■ **Data items**:
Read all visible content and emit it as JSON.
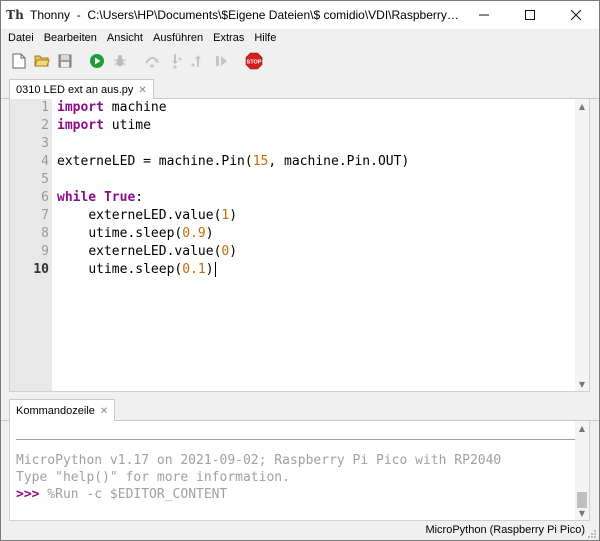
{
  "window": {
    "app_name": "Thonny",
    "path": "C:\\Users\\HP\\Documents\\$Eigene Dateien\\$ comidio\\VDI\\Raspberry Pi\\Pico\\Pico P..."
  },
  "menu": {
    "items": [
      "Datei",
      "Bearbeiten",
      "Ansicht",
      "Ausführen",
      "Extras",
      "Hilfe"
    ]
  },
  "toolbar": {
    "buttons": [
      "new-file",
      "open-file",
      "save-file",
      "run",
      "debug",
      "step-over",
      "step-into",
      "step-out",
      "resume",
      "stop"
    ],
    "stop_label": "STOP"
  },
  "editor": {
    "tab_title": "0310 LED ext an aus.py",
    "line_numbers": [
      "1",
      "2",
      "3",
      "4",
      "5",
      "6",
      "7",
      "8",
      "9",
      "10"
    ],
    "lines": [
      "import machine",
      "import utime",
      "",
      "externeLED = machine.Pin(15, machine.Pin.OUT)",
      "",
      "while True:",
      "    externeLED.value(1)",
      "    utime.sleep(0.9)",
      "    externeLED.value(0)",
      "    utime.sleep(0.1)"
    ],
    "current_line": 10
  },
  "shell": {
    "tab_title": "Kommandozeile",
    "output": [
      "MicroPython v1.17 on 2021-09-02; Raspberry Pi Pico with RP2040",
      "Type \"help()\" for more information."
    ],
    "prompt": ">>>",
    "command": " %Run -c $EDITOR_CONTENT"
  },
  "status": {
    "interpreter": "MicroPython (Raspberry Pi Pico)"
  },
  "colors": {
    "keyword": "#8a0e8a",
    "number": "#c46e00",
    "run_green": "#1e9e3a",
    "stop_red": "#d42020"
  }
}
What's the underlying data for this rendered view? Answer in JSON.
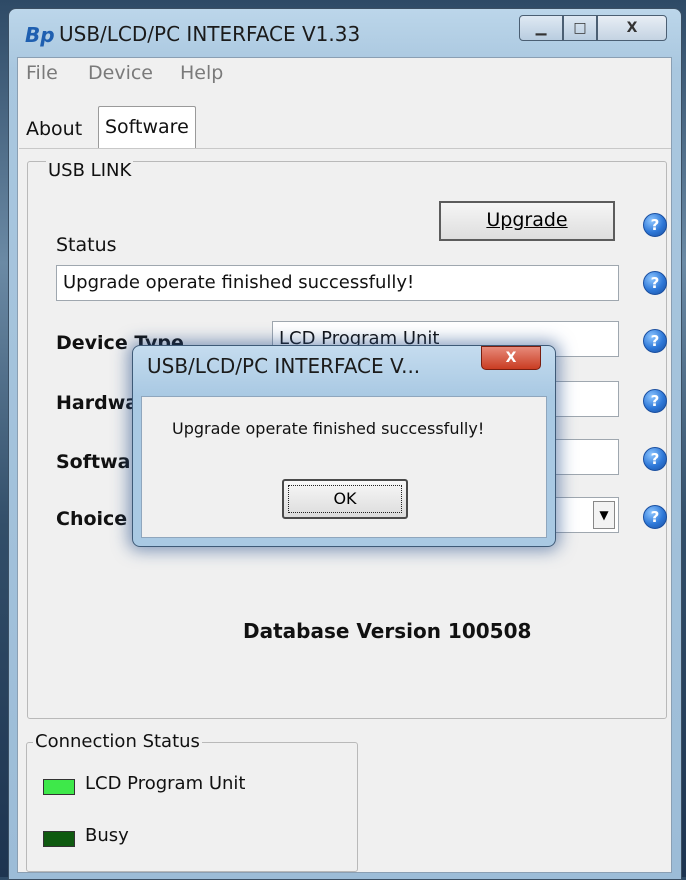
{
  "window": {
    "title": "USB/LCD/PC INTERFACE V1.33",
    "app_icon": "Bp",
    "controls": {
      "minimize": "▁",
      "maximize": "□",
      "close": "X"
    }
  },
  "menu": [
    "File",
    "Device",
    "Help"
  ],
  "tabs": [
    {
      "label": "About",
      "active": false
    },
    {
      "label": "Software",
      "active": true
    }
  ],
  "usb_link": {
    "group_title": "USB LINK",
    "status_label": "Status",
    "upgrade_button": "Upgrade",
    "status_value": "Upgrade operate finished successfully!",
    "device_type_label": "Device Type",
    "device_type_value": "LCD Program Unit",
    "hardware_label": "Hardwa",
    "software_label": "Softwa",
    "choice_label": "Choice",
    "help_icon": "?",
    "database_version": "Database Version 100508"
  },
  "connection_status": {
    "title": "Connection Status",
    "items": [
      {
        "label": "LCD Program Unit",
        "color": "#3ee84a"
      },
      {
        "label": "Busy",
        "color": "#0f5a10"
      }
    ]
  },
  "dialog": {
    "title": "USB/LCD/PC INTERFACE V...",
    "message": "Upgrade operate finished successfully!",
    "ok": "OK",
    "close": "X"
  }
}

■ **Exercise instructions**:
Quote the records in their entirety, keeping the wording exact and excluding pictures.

■ **The answer**:
Read all visible content and emit it as JSON.
{
  "window": {
    "app_name": "Thonny",
    "path": "C:\\Users\\HP\\Documents\\$Eigene Dateien\\$ comidio\\VDI\\Raspberry Pi\\Pico\\Pico P..."
  },
  "menu": {
    "items": [
      "Datei",
      "Bearbeiten",
      "Ansicht",
      "Ausführen",
      "Extras",
      "Hilfe"
    ]
  },
  "toolbar": {
    "buttons": [
      "new-file",
      "open-file",
      "save-file",
      "run",
      "debug",
      "step-over",
      "step-into",
      "step-out",
      "resume",
      "stop"
    ],
    "stop_label": "STOP"
  },
  "editor": {
    "tab_title": "0310 LED ext an aus.py",
    "line_numbers": [
      "1",
      "2",
      "3",
      "4",
      "5",
      "6",
      "7",
      "8",
      "9",
      "10"
    ],
    "lines": [
      "import machine",
      "import utime",
      "",
      "externeLED = machine.Pin(15, machine.Pin.OUT)",
      "",
      "while True:",
      "    externeLED.value(1)",
      "    utime.sleep(0.9)",
      "    externeLED.value(0)",
      "    utime.sleep(0.1)"
    ],
    "current_line": 10
  },
  "shell": {
    "tab_title": "Kommandozeile",
    "output": [
      "MicroPython v1.17 on 2021-09-02; Raspberry Pi Pico with RP2040",
      "Type \"help()\" for more information."
    ],
    "prompt": ">>>",
    "command": " %Run -c $EDITOR_CONTENT"
  },
  "status": {
    "interpreter": "MicroPython (Raspberry Pi Pico)"
  },
  "colors": {
    "keyword": "#8a0e8a",
    "number": "#c46e00",
    "run_green": "#1e9e3a",
    "stop_red": "#d42020"
  }
}
What's the underlying data for this rendered view? Answer in JSON.
{
  "window": {
    "title": "USB/LCD/PC INTERFACE V1.33",
    "app_icon": "Bp",
    "controls": {
      "minimize": "▁",
      "maximize": "□",
      "close": "X"
    }
  },
  "menu": [
    "File",
    "Device",
    "Help"
  ],
  "tabs": [
    {
      "label": "About",
      "active": false
    },
    {
      "label": "Software",
      "active": true
    }
  ],
  "usb_link": {
    "group_title": "USB LINK",
    "status_label": "Status",
    "upgrade_button": "Upgrade",
    "status_value": "Upgrade operate finished successfully!",
    "device_type_label": "Device Type",
    "device_type_value": "LCD Program Unit",
    "hardware_label": "Hardwa",
    "software_label": "Softwa",
    "choice_label": "Choice",
    "help_icon": "?",
    "database_version": "Database Version 100508"
  },
  "connection_status": {
    "title": "Connection Status",
    "items": [
      {
        "label": "LCD Program Unit",
        "color": "#3ee84a"
      },
      {
        "label": "Busy",
        "color": "#0f5a10"
      }
    ]
  },
  "dialog": {
    "title": "USB/LCD/PC INTERFACE V...",
    "message": "Upgrade operate finished successfully!",
    "ok": "OK",
    "close": "X"
  }
}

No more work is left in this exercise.